Monday, May 16, 2011
The recommendations for patients with asthma that is not well-controlled are inhaled corticosteroids (ICS) and long-acting β(2)-agonists (LABAs). Many of these patients, however, continue to have inadequately controlled asthma. In a previous study (Humbert et al. Allergy 2005;60(3):309-16), it was found that the annualized rate of severe exacerbations was reduced by 29% in patients receiving omalizumab in addition to guideline-defined therapy. In a large study in 850 patients aged 12 to 75 years who had inadequately controlled asthma despite treatment with high-dose ICS plus LABAs, with or without other controllers, omalizumab reduced exaberbations by 25% over 48 weeks (Hanania et al. Ann Intern Med 2011;154: 573-8). Are you using omalizumab in patients with severe uncontrolled asthma? We want to hear about your experience.
Monday, May 9, 2011

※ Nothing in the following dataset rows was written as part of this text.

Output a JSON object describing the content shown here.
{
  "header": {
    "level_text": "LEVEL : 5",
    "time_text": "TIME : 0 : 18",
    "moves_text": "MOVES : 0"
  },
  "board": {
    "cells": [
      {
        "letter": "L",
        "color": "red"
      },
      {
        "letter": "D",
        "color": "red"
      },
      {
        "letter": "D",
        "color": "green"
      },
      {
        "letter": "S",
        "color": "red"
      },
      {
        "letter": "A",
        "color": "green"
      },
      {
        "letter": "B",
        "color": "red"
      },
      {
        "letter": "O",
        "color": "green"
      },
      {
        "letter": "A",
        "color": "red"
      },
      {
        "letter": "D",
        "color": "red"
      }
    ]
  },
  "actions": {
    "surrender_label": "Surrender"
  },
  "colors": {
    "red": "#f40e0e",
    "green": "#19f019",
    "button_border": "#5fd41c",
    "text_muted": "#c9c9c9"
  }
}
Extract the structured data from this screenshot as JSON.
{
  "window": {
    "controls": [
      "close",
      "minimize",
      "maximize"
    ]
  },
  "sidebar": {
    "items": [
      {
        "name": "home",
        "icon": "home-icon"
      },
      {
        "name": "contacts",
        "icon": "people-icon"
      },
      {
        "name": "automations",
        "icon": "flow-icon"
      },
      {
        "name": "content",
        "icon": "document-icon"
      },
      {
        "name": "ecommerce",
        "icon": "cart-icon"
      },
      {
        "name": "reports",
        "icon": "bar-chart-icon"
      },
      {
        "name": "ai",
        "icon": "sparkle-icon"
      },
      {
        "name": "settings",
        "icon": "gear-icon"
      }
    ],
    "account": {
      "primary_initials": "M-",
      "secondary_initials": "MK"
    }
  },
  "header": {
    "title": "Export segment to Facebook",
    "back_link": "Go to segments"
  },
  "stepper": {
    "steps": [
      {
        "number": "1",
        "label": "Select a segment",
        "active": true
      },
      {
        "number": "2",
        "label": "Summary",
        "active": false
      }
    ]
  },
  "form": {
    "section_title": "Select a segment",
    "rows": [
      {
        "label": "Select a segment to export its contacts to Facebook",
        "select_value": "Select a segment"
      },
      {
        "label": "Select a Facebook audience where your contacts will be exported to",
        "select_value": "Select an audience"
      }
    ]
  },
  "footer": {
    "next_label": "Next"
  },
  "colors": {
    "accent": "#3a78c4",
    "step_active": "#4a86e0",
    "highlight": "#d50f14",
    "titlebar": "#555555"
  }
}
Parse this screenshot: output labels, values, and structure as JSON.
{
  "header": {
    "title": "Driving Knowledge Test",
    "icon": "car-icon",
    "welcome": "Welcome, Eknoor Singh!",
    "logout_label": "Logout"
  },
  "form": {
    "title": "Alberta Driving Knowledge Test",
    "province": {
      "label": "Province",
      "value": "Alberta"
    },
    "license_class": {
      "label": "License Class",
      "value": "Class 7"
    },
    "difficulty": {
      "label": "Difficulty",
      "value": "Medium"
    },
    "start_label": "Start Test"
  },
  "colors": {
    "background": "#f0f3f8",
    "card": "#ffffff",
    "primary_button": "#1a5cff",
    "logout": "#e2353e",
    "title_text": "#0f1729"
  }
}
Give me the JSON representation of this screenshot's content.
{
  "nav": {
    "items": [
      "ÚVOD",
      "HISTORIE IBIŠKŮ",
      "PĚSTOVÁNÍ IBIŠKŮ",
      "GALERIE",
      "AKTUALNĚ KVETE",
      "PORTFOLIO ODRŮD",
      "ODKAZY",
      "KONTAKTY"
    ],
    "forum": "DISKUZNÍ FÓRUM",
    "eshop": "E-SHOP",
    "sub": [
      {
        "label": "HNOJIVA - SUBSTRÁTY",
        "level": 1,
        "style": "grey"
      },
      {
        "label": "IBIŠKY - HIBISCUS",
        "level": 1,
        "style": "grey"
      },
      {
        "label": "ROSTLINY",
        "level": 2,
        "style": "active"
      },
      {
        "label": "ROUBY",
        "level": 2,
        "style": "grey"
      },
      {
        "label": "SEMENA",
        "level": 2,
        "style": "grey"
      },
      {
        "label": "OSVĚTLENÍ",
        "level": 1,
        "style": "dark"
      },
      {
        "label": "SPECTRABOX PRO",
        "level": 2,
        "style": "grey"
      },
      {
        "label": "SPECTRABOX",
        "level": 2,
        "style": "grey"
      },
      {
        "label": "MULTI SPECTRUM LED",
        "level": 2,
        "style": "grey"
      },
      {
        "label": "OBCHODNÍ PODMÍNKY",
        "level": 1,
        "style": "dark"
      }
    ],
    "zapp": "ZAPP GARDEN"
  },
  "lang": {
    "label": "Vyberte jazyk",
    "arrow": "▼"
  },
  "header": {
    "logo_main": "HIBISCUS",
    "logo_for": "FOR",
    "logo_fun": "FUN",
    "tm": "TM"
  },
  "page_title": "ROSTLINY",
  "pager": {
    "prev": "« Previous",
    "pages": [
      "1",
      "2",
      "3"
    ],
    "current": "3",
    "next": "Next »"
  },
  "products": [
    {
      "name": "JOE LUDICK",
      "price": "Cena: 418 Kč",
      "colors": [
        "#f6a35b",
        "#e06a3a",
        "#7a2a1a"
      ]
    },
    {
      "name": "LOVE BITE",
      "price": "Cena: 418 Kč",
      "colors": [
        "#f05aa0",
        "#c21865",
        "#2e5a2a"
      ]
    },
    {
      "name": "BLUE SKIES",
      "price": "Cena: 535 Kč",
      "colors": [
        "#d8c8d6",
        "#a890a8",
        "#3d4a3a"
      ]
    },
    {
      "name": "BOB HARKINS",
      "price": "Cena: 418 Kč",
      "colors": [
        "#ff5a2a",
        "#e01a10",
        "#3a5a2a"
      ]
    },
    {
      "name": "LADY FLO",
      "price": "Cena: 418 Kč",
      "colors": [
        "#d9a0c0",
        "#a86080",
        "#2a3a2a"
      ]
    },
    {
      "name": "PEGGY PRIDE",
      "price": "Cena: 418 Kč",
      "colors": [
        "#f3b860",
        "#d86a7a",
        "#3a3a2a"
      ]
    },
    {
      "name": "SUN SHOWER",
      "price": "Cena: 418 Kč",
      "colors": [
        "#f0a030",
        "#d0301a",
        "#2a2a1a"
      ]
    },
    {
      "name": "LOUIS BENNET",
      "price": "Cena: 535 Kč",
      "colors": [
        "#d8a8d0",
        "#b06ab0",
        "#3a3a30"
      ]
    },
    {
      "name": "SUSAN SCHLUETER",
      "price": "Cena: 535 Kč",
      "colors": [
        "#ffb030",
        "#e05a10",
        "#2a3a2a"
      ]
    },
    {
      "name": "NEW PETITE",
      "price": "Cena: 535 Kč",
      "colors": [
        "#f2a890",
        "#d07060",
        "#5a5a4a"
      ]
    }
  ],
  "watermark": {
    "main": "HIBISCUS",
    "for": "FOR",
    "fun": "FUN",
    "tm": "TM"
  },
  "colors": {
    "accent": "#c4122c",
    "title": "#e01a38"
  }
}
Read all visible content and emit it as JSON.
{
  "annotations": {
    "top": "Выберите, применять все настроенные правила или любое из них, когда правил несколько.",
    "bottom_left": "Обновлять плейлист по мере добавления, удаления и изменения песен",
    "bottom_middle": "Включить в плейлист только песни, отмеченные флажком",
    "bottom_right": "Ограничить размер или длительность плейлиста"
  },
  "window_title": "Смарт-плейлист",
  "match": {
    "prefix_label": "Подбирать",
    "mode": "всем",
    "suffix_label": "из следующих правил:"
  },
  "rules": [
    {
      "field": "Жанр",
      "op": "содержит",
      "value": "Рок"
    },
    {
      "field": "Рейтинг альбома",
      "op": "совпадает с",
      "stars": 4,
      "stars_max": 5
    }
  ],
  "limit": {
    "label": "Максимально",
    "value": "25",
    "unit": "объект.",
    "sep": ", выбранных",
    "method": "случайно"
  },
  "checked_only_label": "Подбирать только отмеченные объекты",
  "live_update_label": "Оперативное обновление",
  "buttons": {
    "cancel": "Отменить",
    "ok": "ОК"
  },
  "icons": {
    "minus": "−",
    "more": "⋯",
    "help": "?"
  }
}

In the May 5, 2011, issue of the New England Journal of Medicine, Price et al. (N Engl J Med 2011; 364:1695-1707) http://www.nejm.org/doi/full/10.1056/NEJMoa1010846 report on two parallel, multicenter trials that compared the real-world effectiveness of a leukotriene-receptor antagonist (LTRA) with either an inhaled glucocorticoid being used as a first-line asthma-controller therapy, or a long-acting beta-agonist (LABA) being used as an add-on therapy in patients who were already being given inhaled glucocorticoids. The authors assigned patients to 2 years of open-label therapy. After 2 months, the efficacy of the LTRA was equivalent to the use of an inhaled glucocorticoid as first-line controller therapy and to LABA as an add-on therapy. However, equivalence after 2 years was not proven. The two groups did not show a significant difference in either rate of exacerbations or ACQ scores. Is this what you find in your practice?